- Realizing the Promise of Health Information Exchange
- Event Log Management & Compliance Best Practices: For Government & Healthcare Industry Sectors
- New World Order: Effectively Securing Healthcare Data Through Secure Information Exchanges
- Easier Ways for PACS/RIS End Users to Manage Applications and Desktop Environments
- Accelerate Healthcare Reform with Information Technology
The National Institutes of Health is going to fund several new Big Data to Knowledge Centers of Excellence, from a budget of $96 million over the next four years.
“This era of ‘Big Data’ taxes the ability of biomedical researchers to locate, analyze, and interact with these data (and more generally all biomedical data) and associated software due to the lack of tools, accessibility, and training,” the NIH wrote in its request for applications.
Biomedical research is facing challenges in managing such large data and its IT, and there is also a movement afoot for greater data openness and exchange between industry and academic researchers.
“Biomedical research is increasingly data-intensive,” the NIH said. “Yet the ability to manage, integrate and analyze such data, and to locate and use data generated by others, is often limited.”
The grants are part of the NIH’s Big Data to Knowledge (BD2K) initiative, which “aims to enable a quantum leap in the ability of the biomedical research enterprise to maximize the value of the growing volume and complexity of biomedical data,” said Eric Green, MD, the NIH’s acting associate director for data science and director of the National Human Genome Research Institute.
With the long-term goal of advancing quantitative sciences in general, the NIH is also looking to fund investigators from outside of traditional biomedical areas who may already be using data science in other fields.
In medicine, the goal is to eventually help integrate previously-siloed biomedical and health data — medical images, clinical and behavioral health records, environmental data, genomics and other molecular data.

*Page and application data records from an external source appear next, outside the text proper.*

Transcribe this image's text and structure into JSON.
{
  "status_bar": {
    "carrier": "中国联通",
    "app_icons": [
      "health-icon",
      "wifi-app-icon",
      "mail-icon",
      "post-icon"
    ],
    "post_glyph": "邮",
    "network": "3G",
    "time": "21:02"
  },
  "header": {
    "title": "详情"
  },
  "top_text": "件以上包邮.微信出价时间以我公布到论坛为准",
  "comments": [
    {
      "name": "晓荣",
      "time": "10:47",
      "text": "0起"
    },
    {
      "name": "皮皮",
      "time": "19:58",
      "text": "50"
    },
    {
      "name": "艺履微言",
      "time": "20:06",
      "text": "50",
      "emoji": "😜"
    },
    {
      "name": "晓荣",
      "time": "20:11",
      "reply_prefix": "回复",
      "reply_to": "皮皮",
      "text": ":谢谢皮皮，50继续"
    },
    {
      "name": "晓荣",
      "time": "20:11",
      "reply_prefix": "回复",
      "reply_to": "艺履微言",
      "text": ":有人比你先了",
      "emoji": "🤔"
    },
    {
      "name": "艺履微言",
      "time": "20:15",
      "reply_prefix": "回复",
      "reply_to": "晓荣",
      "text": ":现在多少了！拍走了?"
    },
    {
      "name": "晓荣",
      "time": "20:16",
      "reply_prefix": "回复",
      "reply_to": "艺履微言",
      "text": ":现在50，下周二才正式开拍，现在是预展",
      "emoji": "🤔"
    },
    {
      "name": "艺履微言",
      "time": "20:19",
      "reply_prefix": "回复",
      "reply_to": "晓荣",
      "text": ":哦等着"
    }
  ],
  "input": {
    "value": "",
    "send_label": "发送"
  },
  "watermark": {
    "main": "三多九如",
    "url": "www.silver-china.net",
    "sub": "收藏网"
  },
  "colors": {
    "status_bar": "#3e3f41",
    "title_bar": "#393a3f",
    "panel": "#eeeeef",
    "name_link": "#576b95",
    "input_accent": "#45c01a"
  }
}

Outside of healthcare (or possibly related to it), the NIH is also looking to fund research of data from “social media, search histories, and cell phone data.”
In addition to the technology access problems researchers currently face, the NIH wants to address a few technical and policy issues by standardizing data and metadata.“ Investigators need data to be in standard formats to facilitate interoperability, data sharing, and the use of tools to manage and analyze the data,” the NIH wrote in its RFA. “The datasets need to be described by standard metadata to allow novel uses as well as reuse and integration.”
For researchers looking to apply for the grants — up to $2 million per project annually — the application due date is November 20, 2013.